The FedEx logo is as good a place to start as any when talking logos. At first glass and probably second, third and fourth the FedEx logo will look exactly the same as your initial viewing. But what makes this logo interesting is what you can't see: Look carefully at the space produced between the 'E' and 'X'. Yes, it forms an arrow. The arrow is almost used subliminally to amplify their image of a fast paced delivery service.
The Amazon logo depicts a smile that also doubles up as an arrow. The arrow swoops down from the letter 'A' and into the 'Z' suggesting the extensive range of stock the shop has to offer. It is a very simple idea and one of the most recognisable logos of today. It is also interesting to note that the smile/arrow is often used by Amazon as a stand alone visual whereby no text is used at all.
The Nike logo is one of the most simplistic and recognisable logos in the world and was designed by graphic design student Carolyn Davidson for a mere $35 in 1971. The logo became so recognisable that in 1995 the word Nike was often dropped to allow the swoosh to fly solo. Nike takes it's name from the Greek goddess of victory while the logos shape portrays the wings of the goddess.
The simple yet striking BMW logo dates back to the early 1900s during the years when they made airplane engines. The design is rumoured to represent a propellor (the white) on a blue background (the sky).

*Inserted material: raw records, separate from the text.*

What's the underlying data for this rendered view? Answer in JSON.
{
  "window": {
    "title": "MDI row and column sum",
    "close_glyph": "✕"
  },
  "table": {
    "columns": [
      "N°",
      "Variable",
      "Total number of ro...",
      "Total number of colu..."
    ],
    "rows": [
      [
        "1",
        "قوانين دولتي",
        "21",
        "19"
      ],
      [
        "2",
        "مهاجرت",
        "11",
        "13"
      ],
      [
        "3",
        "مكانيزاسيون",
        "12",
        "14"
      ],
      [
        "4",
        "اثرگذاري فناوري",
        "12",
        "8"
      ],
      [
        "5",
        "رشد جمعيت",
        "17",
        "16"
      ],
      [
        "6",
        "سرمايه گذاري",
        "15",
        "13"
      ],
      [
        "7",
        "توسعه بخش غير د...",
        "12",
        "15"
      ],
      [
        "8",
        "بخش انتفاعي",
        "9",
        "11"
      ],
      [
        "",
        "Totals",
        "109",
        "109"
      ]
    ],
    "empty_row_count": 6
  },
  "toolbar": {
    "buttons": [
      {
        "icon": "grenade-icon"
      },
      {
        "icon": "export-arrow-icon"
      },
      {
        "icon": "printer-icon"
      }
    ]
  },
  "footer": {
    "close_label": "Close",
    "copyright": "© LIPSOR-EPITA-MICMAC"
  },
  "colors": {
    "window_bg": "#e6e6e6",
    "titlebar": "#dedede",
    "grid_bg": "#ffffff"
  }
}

I have always liked the Neal's Yard logo long before studying Graphic Design. I love the fact the trees network of roots are given equal attention as the upper half of the tree suggesting that the roots determine the health of the tree. For a company that deals in natural skin care products I feel no other logo could be more relevant.